- Opening Delimiter -

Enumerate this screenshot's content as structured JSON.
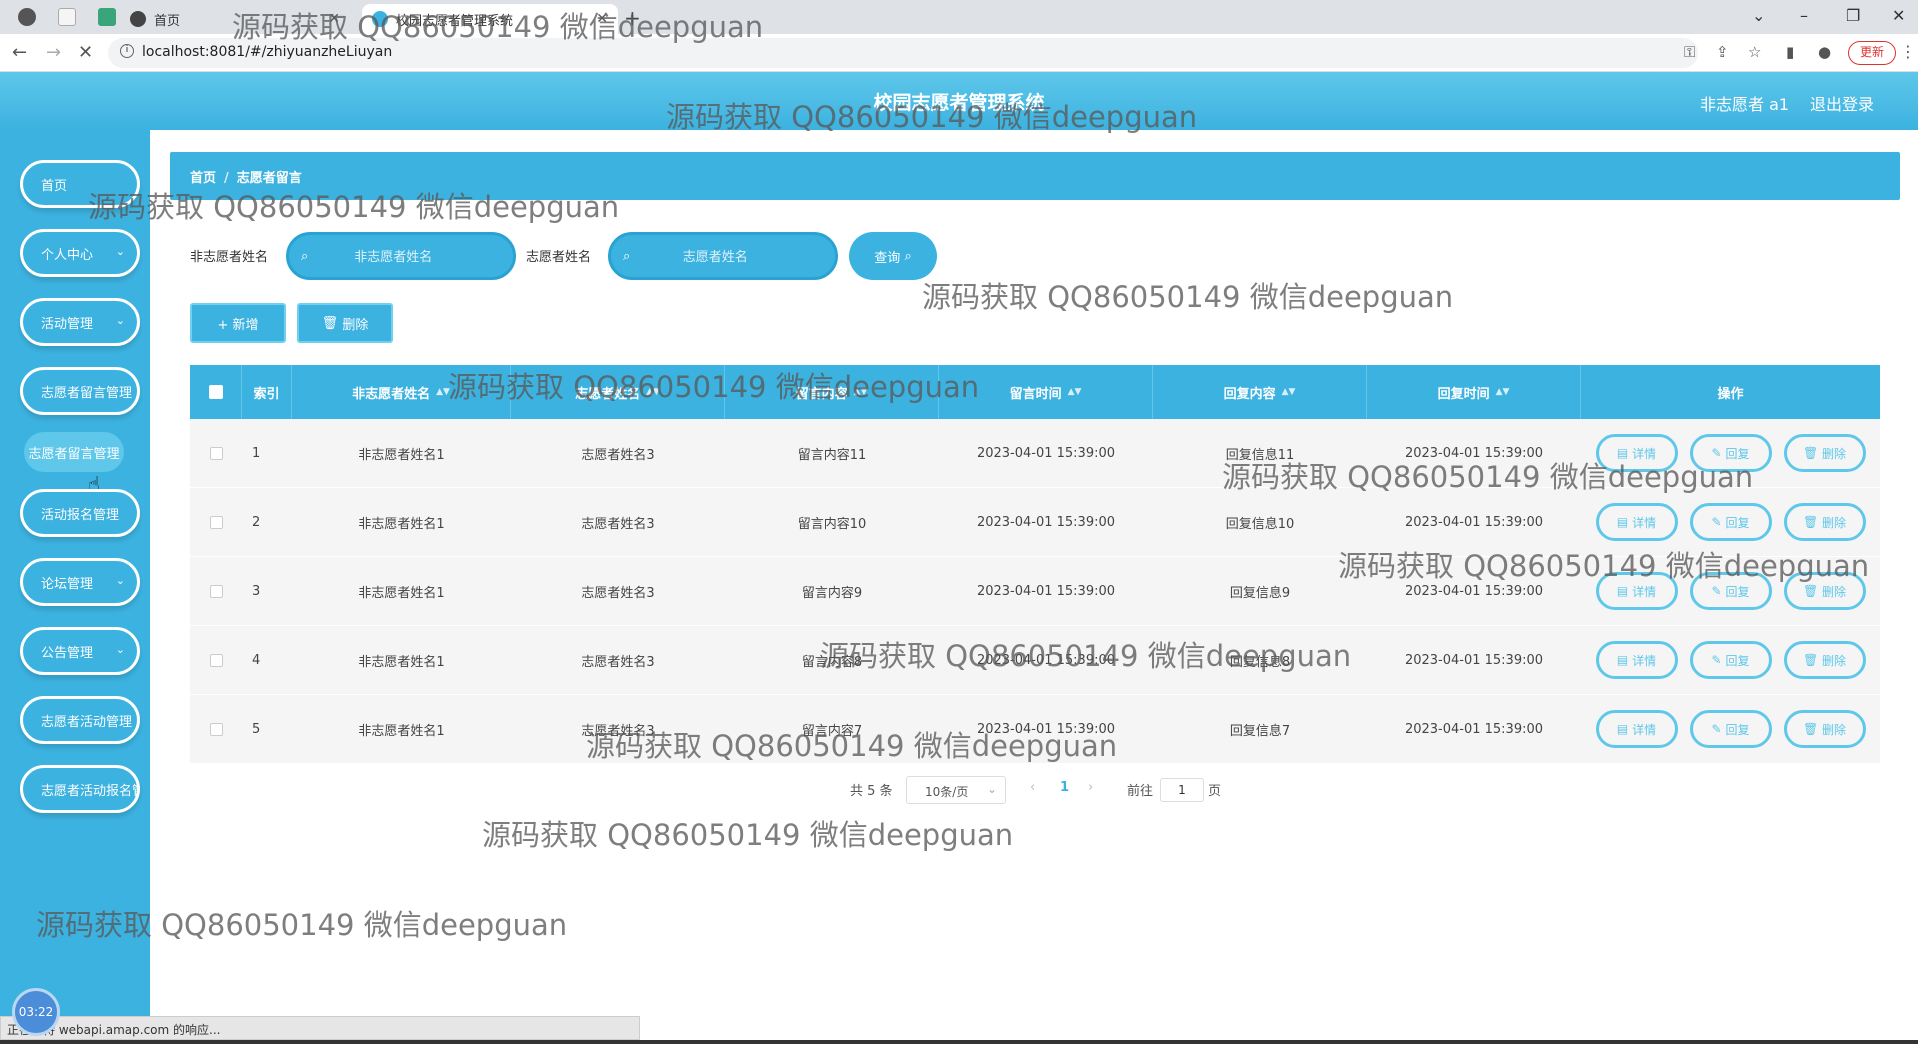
{
  "browser": {
    "tabs": [
      {
        "label": "首页"
      },
      {
        "label": "校园志愿者管理系统"
      }
    ],
    "url": "localhost:8081/#/zhiyuanzheLiuyan",
    "update_label": "更新",
    "status_text": "正在等待 webapi.amap.com 的响应..."
  },
  "header": {
    "title": "校园志愿者管理系统",
    "user": "非志愿者 a1",
    "logout": "退出登录"
  },
  "sidebar": {
    "items": [
      {
        "label": "首页"
      },
      {
        "label": "个人中心"
      },
      {
        "label": "活动管理"
      },
      {
        "label": "志愿者留言管理"
      },
      {
        "label": "活动报名管理"
      },
      {
        "label": "论坛管理"
      },
      {
        "label": "公告管理"
      },
      {
        "label": "志愿者活动管理"
      },
      {
        "label": "志愿者活动报名管理"
      }
    ],
    "active_sub": "志愿者留言管理"
  },
  "breadcrumb": {
    "home": "首页",
    "sep": "/",
    "current": "志愿者留言"
  },
  "filters": {
    "f1_label": "非志愿者姓名",
    "f1_placeholder": "非志愿者姓名",
    "f2_label": "志愿者姓名",
    "f2_placeholder": "志愿者姓名",
    "query_label": "查询"
  },
  "actions": {
    "add": "+ 新增",
    "delete": "删除"
  },
  "table": {
    "headers": [
      "索引",
      "非志愿者姓名",
      "志愿者姓名",
      "留言内容",
      "留言时间",
      "回复内容",
      "回复时间",
      "操作"
    ],
    "rows": [
      {
        "idx": "1",
        "c1": "非志愿者姓名1",
        "c2": "志愿者姓名3",
        "c3": "留言内容11",
        "c4": "2023-04-01 15:39:00",
        "c5": "回复信息11",
        "c6": "2023-04-01 15:39:00"
      },
      {
        "idx": "2",
        "c1": "非志愿者姓名1",
        "c2": "志愿者姓名3",
        "c3": "留言内容10",
        "c4": "2023-04-01 15:39:00",
        "c5": "回复信息10",
        "c6": "2023-04-01 15:39:00"
      },
      {
        "idx": "3",
        "c1": "非志愿者姓名1",
        "c2": "志愿者姓名3",
        "c3": "留言内容9",
        "c4": "2023-04-01 15:39:00",
        "c5": "回复信息9",
        "c6": "2023-04-01 15:39:00"
      },
      {
        "idx": "4",
        "c1": "非志愿者姓名1",
        "c2": "志愿者姓名3",
        "c3": "留言内容8",
        "c4": "2023-04-01 15:39:00",
        "c5": "回复信息8",
        "c6": "2023-04-01 15:39:00"
      },
      {
        "idx": "5",
        "c1": "非志愿者姓名1",
        "c2": "志愿者姓名3",
        "c3": "留言内容7",
        "c4": "2023-04-01 15:39:00",
        "c5": "回复信息7",
        "c6": "2023-04-01 15:39:00"
      }
    ],
    "op_detail": "详情",
    "op_reply": "回复",
    "op_delete": "删除"
  },
  "pagination": {
    "total": "共 5 条",
    "page_size": "10条/页",
    "current": "1",
    "goto_label": "前往",
    "goto_value": "1",
    "page_unit": "页"
  },
  "clock": "03:22",
  "watermark": "源码获取 QQ86050149 微信deepguan",
  "colors": {
    "accent": "#3cb2e0",
    "accent_light": "#5ec7ea"
  }
}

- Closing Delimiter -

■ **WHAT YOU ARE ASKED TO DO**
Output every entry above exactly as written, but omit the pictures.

■ **OUTPUT FOR THIS EXERCISE**
Enumerate this screenshot's content as structured JSON.
{
  "browser": {
    "tabs": [
      {
        "label": "首页"
      },
      {
        "label": "校园志愿者管理系统"
      }
    ],
    "url": "localhost:8081/#/zhiyuanzheLiuyan",
    "update_label": "更新",
    "status_text": "正在等待 webapi.amap.com 的响应..."
  },
  "header": {
    "title": "校园志愿者管理系统",
    "user": "非志愿者 a1",
    "logout": "退出登录"
  },
  "sidebar": {
    "items": [
      {
        "label": "首页"
      },
      {
        "label": "个人中心"
      },
      {
        "label": "活动管理"
      },
      {
        "label": "志愿者留言管理"
      },
      {
        "label": "活动报名管理"
      },
      {
        "label": "论坛管理"
      },
      {
        "label": "公告管理"
      },
      {
        "label": "志愿者活动管理"
      },
      {
        "label": "志愿者活动报名管理"
      }
    ],
    "active_sub": "志愿者留言管理"
  },
  "breadcrumb": {
    "home": "首页",
    "sep": "/",
    "current": "志愿者留言"
  },
  "filters": {
    "f1_label": "非志愿者姓名",
    "f1_placeholder": "非志愿者姓名",
    "f2_label": "志愿者姓名",
    "f2_placeholder": "志愿者姓名",
    "query_label": "查询"
  },
  "actions": {
    "add": "+ 新增",
    "delete": "删除"
  },
  "table": {
    "headers": [
      "索引",
      "非志愿者姓名",
      "志愿者姓名",
      "留言内容",
      "留言时间",
      "回复内容",
      "回复时间",
      "操作"
    ],
    "rows": [
      {
        "idx": "1",
        "c1": "非志愿者姓名1",
        "c2": "志愿者姓名3",
        "c3": "留言内容11",
        "c4": "2023-04-01 15:39:00",
        "c5": "回复信息11",
        "c6": "2023-04-01 15:39:00"
      },
      {
        "idx": "2",
        "c1": "非志愿者姓名1",
        "c2": "志愿者姓名3",
        "c3": "留言内容10",
        "c4": "2023-04-01 15:39:00",
        "c5": "回复信息10",
        "c6": "2023-04-01 15:39:00"
      },
      {
        "idx": "3",
        "c1": "非志愿者姓名1",
        "c2": "志愿者姓名3",
        "c3": "留言内容9",
        "c4": "2023-04-01 15:39:00",
        "c5": "回复信息9",
        "c6": "2023-04-01 15:39:00"
      },
      {
        "idx": "4",
        "c1": "非志愿者姓名1",
        "c2": "志愿者姓名3",
        "c3": "留言内容8",
        "c4": "2023-04-01 15:39:00",
        "c5": "回复信息8",
        "c6": "2023-04-01 15:39:00"
      },
      {
        "idx": "5",
        "c1": "非志愿者姓名1",
        "c2": "志愿者姓名3",
        "c3": "留言内容7",
        "c4": "2023-04-01 15:39:00",
        "c5": "回复信息7",
        "c6": "2023-04-01 15:39:00"
      }
    ],
    "op_detail": "详情",
    "op_reply": "回复",
    "op_delete": "删除"
  },
  "pagination": {
    "total": "共 5 条",
    "page_size": "10条/页",
    "current": "1",
    "goto_label": "前往",
    "goto_value": "1",
    "page_unit": "页"
  },
  "clock": "03:22",
  "watermark": "源码获取 QQ86050149 微信deepguan",
  "colors": {
    "accent": "#3cb2e0",
    "accent_light": "#5ec7ea"
  }
}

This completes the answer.